### [TASK DETAILS]
Where in the listing does the word "JSON" appear? Report each line that holds it.

### [PROVIDED RECORDS]
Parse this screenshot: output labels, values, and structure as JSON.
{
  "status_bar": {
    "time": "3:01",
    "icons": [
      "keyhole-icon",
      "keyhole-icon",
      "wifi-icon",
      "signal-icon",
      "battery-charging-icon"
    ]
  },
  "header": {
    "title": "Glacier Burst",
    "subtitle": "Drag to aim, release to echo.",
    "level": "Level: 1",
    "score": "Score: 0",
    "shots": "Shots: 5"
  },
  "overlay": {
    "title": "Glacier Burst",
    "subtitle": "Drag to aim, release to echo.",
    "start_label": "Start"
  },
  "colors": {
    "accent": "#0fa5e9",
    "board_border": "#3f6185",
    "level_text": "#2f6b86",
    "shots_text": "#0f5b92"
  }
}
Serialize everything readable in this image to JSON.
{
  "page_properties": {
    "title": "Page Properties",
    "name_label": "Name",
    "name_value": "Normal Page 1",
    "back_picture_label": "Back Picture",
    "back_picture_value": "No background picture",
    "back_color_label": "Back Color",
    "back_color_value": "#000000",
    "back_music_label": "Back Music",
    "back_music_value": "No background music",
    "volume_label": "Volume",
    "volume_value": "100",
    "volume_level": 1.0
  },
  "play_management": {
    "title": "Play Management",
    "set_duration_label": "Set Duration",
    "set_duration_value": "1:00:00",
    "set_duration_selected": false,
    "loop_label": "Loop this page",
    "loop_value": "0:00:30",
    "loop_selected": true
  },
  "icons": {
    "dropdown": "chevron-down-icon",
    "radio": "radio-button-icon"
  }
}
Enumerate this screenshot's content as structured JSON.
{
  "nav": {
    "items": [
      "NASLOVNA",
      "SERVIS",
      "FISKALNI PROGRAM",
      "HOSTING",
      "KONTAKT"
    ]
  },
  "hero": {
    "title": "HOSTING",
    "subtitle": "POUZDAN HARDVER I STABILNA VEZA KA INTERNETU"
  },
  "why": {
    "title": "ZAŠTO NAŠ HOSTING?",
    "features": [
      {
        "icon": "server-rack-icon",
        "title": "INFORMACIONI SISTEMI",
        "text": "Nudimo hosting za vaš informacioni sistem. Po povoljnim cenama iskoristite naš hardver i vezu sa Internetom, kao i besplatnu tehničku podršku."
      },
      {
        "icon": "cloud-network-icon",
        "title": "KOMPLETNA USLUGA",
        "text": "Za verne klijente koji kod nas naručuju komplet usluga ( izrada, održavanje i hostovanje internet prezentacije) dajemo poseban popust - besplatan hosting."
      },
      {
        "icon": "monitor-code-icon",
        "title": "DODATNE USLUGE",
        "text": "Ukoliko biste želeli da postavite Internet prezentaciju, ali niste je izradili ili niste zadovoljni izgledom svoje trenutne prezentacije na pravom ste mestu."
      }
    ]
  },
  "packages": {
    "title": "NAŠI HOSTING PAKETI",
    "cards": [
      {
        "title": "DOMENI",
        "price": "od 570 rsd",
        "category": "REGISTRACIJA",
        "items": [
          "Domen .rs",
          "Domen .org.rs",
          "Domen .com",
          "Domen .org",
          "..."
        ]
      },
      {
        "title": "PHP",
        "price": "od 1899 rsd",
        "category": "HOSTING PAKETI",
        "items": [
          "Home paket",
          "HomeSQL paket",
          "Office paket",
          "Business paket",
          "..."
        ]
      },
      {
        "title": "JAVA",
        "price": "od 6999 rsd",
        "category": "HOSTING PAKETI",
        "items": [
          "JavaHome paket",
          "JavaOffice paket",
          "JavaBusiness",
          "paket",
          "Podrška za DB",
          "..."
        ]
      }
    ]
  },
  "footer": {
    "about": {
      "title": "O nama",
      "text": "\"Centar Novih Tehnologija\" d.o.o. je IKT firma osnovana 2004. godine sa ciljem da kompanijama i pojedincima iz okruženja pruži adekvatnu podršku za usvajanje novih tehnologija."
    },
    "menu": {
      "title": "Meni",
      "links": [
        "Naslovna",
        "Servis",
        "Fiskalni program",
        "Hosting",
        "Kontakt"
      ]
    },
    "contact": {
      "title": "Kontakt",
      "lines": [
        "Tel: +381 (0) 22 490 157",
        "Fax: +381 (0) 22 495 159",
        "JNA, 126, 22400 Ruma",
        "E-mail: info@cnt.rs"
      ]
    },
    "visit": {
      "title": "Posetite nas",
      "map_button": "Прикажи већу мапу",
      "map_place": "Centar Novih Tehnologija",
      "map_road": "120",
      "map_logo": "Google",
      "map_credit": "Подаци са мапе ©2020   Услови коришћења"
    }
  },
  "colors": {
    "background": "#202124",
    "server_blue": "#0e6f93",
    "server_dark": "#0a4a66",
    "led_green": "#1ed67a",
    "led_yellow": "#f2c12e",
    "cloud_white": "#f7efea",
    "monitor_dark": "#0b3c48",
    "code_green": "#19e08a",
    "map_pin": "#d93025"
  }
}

### [EXERCISE RESULT]
Parse this screenshot: output labels, values, and structure as JSON.
Serialize everything readable in this image to JSON.
Enumerate this screenshot's content as structured JSON.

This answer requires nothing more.